I found this article and included it in another post, but as I sit here on my lunch break I think that it fits nicely into today's theme of good things happening in the community.
African-American woman power, on land and at sea
By Betty Bayé
Today, thousands of African-American women are members of, and even lead, their professional associations. It can rightfully be said that they've come a long way, baby!
But many, perhaps most, haven't cut ties with the sororities and the clubs, some founded more than 100 years ago, with the specific purpose of nurturing black women's educational, business and professional aspirations.
These organizations saw black women through the toughest times; the times when a man who called them names was more likely to be promoted than to be condemned.
Black women, then as now, need to be organized against the onslaught. They still need the safe havens that were created back in the days when black women were banned from membership in the other women's groups in their cities and towns.
Mention such names as Links, Chums, Girlfriends, Moles, NCNW, AKAs, Deltas, Zetas or Sigma Gamma Rho, and most African Americans will know exactly who and what you're referring to.
These aren't secret organizations; they have hundreds of thousands of members who annually raise and distribute millions for scholarships and projects nationally and within their local communities.
When I hear people claiming that African Americans do little or nothing to help themselves, I realize that such ignorance is possible because organizations founded by black women, and black men, still largely go unmentioned in the mainstream media.
Yet, they persist, both out of need and tradition.
I'm just back, for example, from the Chums convention, which this year was held aboard Royal Caribbean's Enchantment of the Seas.
While others were lolling in the sun and enjoying platters of food served up in the ship's informal Windjammer restaurant, Chums' leaders were three decks below taking care of business, including honoring those among Chums' 40 chapters who were most effective fulfilling Chums' long time objective to "Listen to the Children."
In recent years, Chums locally have focused on projects intended to help raise the academic performance of African American children on national tests, but especially in math and science.
Chums was founded reportedly on a "cold, rainy night" in Norfolk, Va., in 1946 by three college girlfriends -- Mary Barnes, Theodora Jackson Cora and Joyce Tate Brown -- while they were sitting in a red Thunderbird convertible.
Brown came to town when the Louisville chapter, founded by the current national Chums president Marie Lewis, was installed in 1989. Over the years, Chum Joyce regaled us at national conventions with tales of the club's early days. She would giggle like a girl, remembering the fabulous hats they loved to wear, the hundreds of dolls they collected for needy kids and the naughty things they sometimes did, which, quite frankly, hardly seem shocking today.
Now I know women who would say they'd never belong to an all -- female organization. And to be honest, I've had my moments with Chums. But even when we sometimes stray from our organization's noble creeds (some of us can indeed be petty and jealous), I'm nevertheless in awe of organized women's potential to change the world.

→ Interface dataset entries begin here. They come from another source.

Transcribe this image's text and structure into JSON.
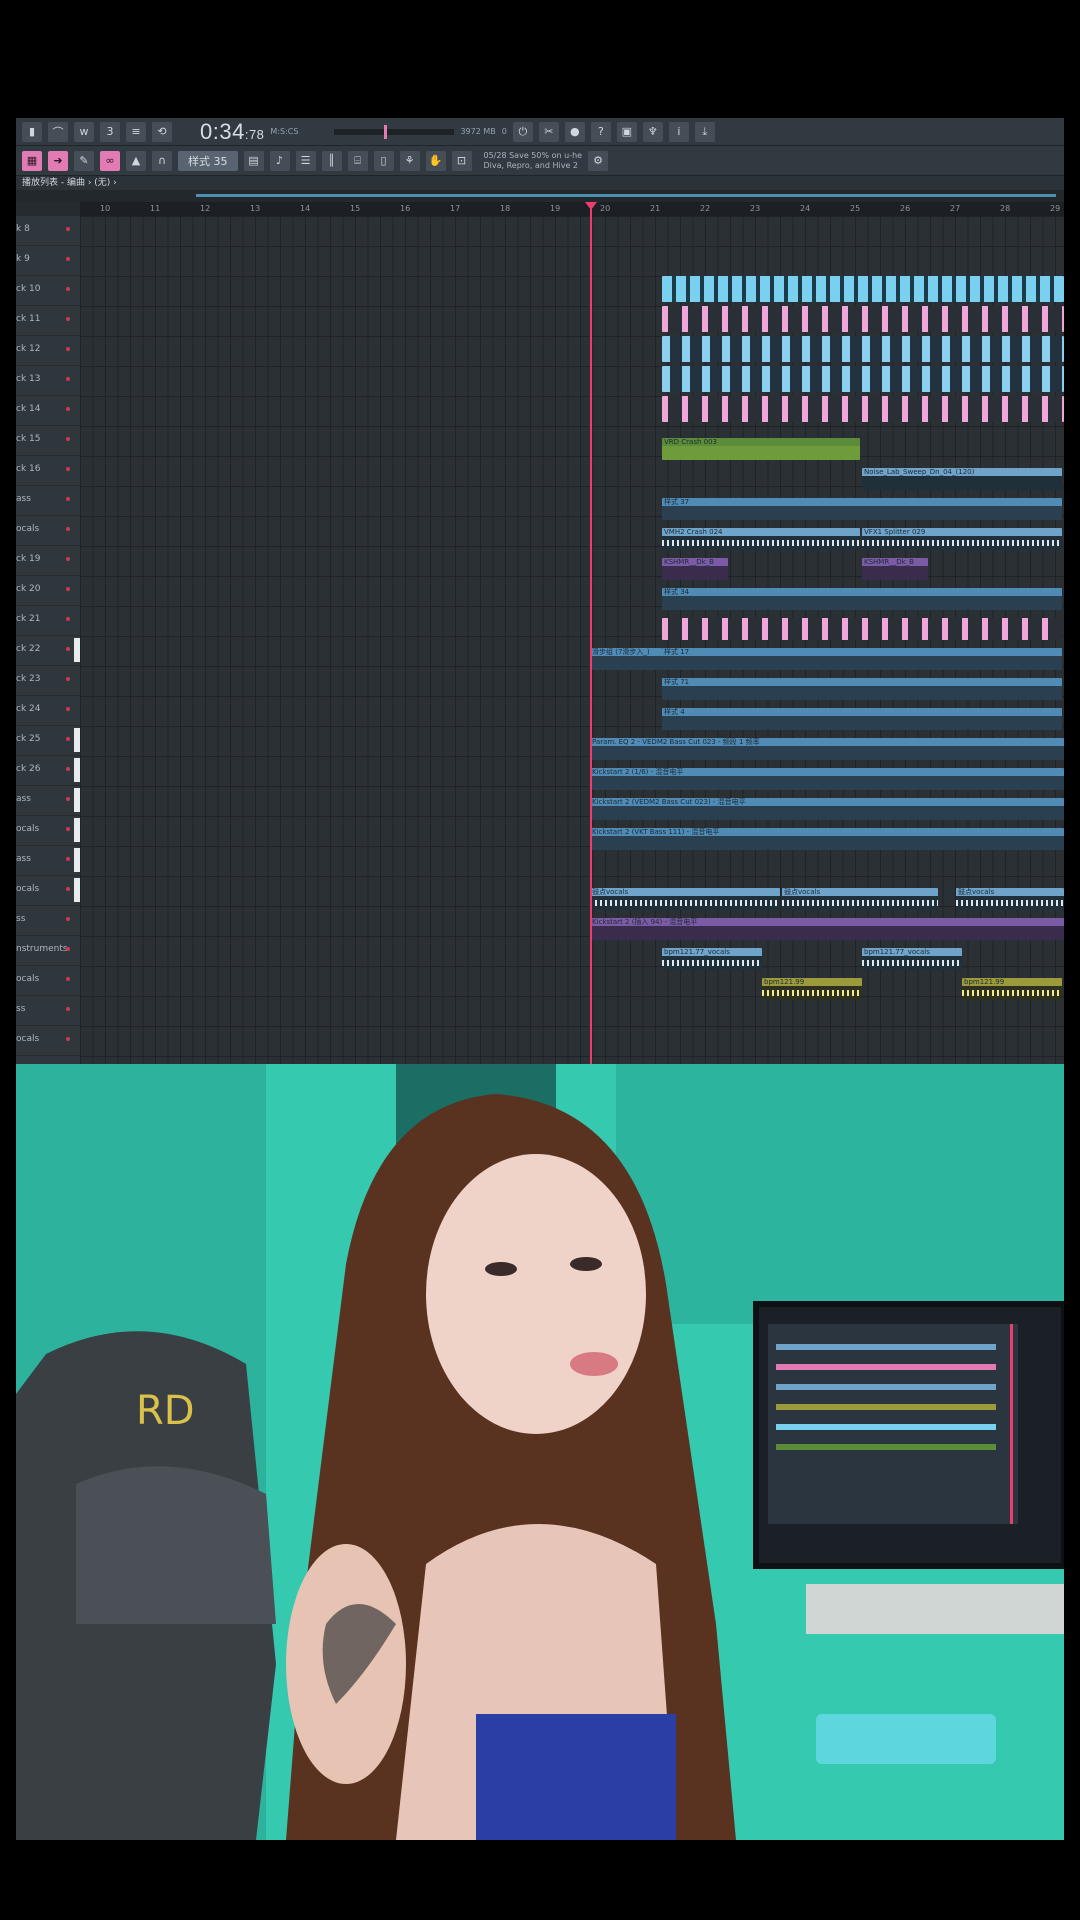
{
  "toolbar": {
    "time_main": "0:34",
    "time_frac": "78",
    "time_unit": "M:S:CS",
    "cpu_label": "3972 MB",
    "cpu_value": "0",
    "pattern_selector": "样式 35",
    "promo_line1": "05/28  Save 50% on u-he",
    "promo_line2": "Diva, Repro, and Hive 2"
  },
  "breadcrumb": "播放列表 - 编曲 › (无) ›",
  "ruler_numbers": [
    "10",
    "11",
    "12",
    "13",
    "14",
    "15",
    "16",
    "17",
    "18",
    "19",
    "20",
    "21",
    "22",
    "23",
    "24",
    "25",
    "26",
    "27",
    "28",
    "29"
  ],
  "track_names": [
    "k 8",
    "k 9",
    "ck 10",
    "ck 11",
    "ck 12",
    "ck 13",
    "ck 14",
    "ck 15",
    "ck 16",
    "ass",
    "ocals",
    "ck 19",
    "ck 20",
    "ck 21",
    "ck 22",
    "ck 23",
    "ck 24",
    "ck 25",
    "ck 26",
    "ass",
    "ocals",
    "ass",
    "ocals",
    "ss",
    "nstruments",
    "ocals",
    "ss",
    "ocals"
  ],
  "clips": {
    "fx_crash": "VRD Crash 003",
    "noise_sweep": "Noise_Lab_Sweep_Dn_04_(120)",
    "pattern_37": "样式 37",
    "vinyl_crash": "VMH2 Crash 024",
    "vfx_splitter": "VFX1 Splitter 029",
    "kshmr": "KSHMR__Dk_B",
    "pattern_34": "样式 34",
    "pattern_17": "样式 17",
    "intro_label": "滑步组 (7滑步入_)",
    "pattern_71": "样式 71",
    "pattern_4": "样式 4",
    "param_eq": "Param. EQ 2 - VEDM2 Bass Cut 023 - 频段 1 频率",
    "kickstart_1": "Kickstart 2 (1/6) - 混音电平",
    "kickstart_2": "Kickstart 2 (VEDM2 Bass Cut 023) - 混音电平",
    "kickstart_3": "Kickstart 2 (VKT Bass 111) - 混音电平",
    "vocals_a": "鼓点vocals",
    "vocals_b": "鼓点vocals",
    "vocals_c": "鼓点vocals",
    "kickstart_4": "Kickstart 2 (插入 94) - 混音电平",
    "bpm_vocals_a": "bpm121.77_vocals",
    "bpm_vocals_b": "bpm121.77_vocals",
    "bpm_a": "bpm121.99",
    "bpm_b": "bpm121.99"
  },
  "colors": {
    "accent_pink": "#e27ab3",
    "playhead": "#ef3d6b",
    "clip_blue": "#6fa3c9",
    "clip_green": "#5b8c3a",
    "clip_yellow": "#9c9a3a"
  },
  "photo": {
    "description": "webcam-feed"
  }
}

And speaking of sisterhood, my blood sister, Debbie, cruised as my guest. She's not a Chum, but she's my chum. My little sister is so supportive of everything that I do and she loves me unconditionally, the way our parents instructed us, no matter what.
When we weren't being rocked to sleep by the waves -- we didn't know we were so tired -- Debbie and I laughed and talked about the good old days.
The only thing better would have been if our other sister, the youngest, Georgeann, could have come along.
Maybe next year.
Betty Winston Bayé is a Courier - Journal columnist and editorial writer. Her column appears on Thursdays. Read it online at www.courier -- journal.com/opinion.